The oldest extant scripture to mandate Sandhyāvandana is probably the Āśvalāyana Gṛhyasūtra attached to Ṛgveda:
Adhyāya III, Kaṇḍikā 7
If the sun sets while he is sleeping without being sick, he should spend the rest of the night keeping silence, without sitting down, and should worship the sun (when it rises) with the five (verses), 'The light, O sun, by which thou destroyest darkness' (Rig-veda X, 37, 4 seq.).
If (the sun) rises (while he is sleeping without being sick), being fatigued without having done any work, or having done work that is not becoming, he should keep silence, &c., as before, and perform his worship (to the sun) with the following four (verses, Rig-veda X, 37, 9 seq.).
Invested with the sacrificial cord, constantly fulfilling the prescribed duties regarding the use of water, he should perform the Sandhyā (or twilight devotion), observing silence.
In the evening he should, turning his face to the north-west, to the region between the chief (west) point and the intermediate (north-western) point (of the horizon), murmur the Sāvitrī, (beginning) when the sun is half set, until the stars appear.
In the same way in the morning—
Standing, with his face turned to the east, until the disk (of the sun) appears.
If a dove flies against his house or towards it, he should sacrifice with (the hymn), 'O gods, the dove' (Rig-veda X, 165), verse by verse, or should murmur (that hymn).
'We have thee, O Lord of the path' (Rig-veda VI, 53)—if he is going out for doing some business.
'Bring us together, Pūṣan, with a knowing one' (Rig-Veda VI, 54)—if he wishes to find something lost, or if he has strayed.
'Journey over the ways, Pūṣan' (Rig-veda I, 42)—if he is going out on a long or dangerous way.
A similar rule is also found in Baudhāyana Dharmasūtra (Kṛsna Yajurveda):
Praśna II, Adhyāya 4, Kaṇḍikā 7
- Now, therefore, we will declare the rule for (performing) the twilight devotions.
- It is declared in the Veda, 'A Brāhmaṇa who in this same manner daily worships in the twilight, both at morn and at eve and, being sanctified by the Brahman, becoming one with the Brahman, and resplendent through the Brahman, follows the rules of the Śāstra, gains the heaven of Brahman.'
Manusmṛti also states it as compulsory (if you want to remain a dvija):
Section XIX - Twilight Prayers
Everyday during the earlier twilight one should stand repeating the
Sāvitrī, till the sun becomes distinctly visible; and during the later
twilight he should sit till the stars ark clearly seen.—(2.101)
One who, during the morning-twilight, repeats (the Sāvitrī) standing,
removes the sin of the (preceding) night; while he who, during the
evening-Twilight, repeats it seated, destroys the sin committed during
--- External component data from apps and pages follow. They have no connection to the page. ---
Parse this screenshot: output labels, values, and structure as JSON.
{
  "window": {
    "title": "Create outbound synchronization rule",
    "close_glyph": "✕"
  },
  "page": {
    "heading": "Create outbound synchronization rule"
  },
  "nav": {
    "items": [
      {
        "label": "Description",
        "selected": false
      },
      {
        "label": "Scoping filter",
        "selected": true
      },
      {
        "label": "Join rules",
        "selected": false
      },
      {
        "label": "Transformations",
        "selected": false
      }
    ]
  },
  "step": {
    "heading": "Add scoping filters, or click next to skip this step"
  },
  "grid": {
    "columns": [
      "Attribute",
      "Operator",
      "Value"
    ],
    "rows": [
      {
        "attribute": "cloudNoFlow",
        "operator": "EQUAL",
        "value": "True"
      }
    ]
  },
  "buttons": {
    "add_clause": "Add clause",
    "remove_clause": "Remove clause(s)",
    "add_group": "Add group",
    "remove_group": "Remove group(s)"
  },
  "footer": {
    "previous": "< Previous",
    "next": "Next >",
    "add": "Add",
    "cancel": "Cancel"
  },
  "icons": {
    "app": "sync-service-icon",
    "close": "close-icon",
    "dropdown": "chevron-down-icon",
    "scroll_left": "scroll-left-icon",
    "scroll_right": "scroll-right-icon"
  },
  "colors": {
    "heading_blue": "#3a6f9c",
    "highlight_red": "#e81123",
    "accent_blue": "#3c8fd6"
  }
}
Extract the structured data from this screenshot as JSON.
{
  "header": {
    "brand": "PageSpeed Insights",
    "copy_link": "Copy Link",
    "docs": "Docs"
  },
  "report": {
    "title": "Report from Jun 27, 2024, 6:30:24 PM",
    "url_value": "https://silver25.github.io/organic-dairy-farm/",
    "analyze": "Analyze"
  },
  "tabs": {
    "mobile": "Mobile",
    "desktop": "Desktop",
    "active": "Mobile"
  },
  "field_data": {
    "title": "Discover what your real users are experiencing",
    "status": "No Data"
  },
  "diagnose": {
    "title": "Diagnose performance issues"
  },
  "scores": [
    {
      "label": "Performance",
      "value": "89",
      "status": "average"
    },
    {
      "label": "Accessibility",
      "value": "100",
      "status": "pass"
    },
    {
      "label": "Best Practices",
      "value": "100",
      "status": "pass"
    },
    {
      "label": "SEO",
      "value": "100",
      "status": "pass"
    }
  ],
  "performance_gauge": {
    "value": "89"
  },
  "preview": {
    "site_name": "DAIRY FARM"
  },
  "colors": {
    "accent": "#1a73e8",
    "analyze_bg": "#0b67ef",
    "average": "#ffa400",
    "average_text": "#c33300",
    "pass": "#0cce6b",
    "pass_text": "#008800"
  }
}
But he who does not stand during the morning-twilight, and who does
not sit through the evening-twilight, should be excluded, like the
Śūdra, from all that is due to twice-born persons.—(2.103)
Commenting on Manu 2.103, Medhātithi says:
The present verse, describing the evil accruing from the
non-performance of the Twilight-Prayers, serves to emphasise the
compulsory character of these.
He who does not keep standing during the morning-twilight and who does
not keep seated during the evening-twilight, should be regarded as a
‘From all that is due to twice-born persons’;—i.e., entertaining as a
guest, honouring, offering of gifts and so forth.—‘He should be
For this reason, in order to avoid being treated as a Śūdra one should
observe the Twilight Prayers every day.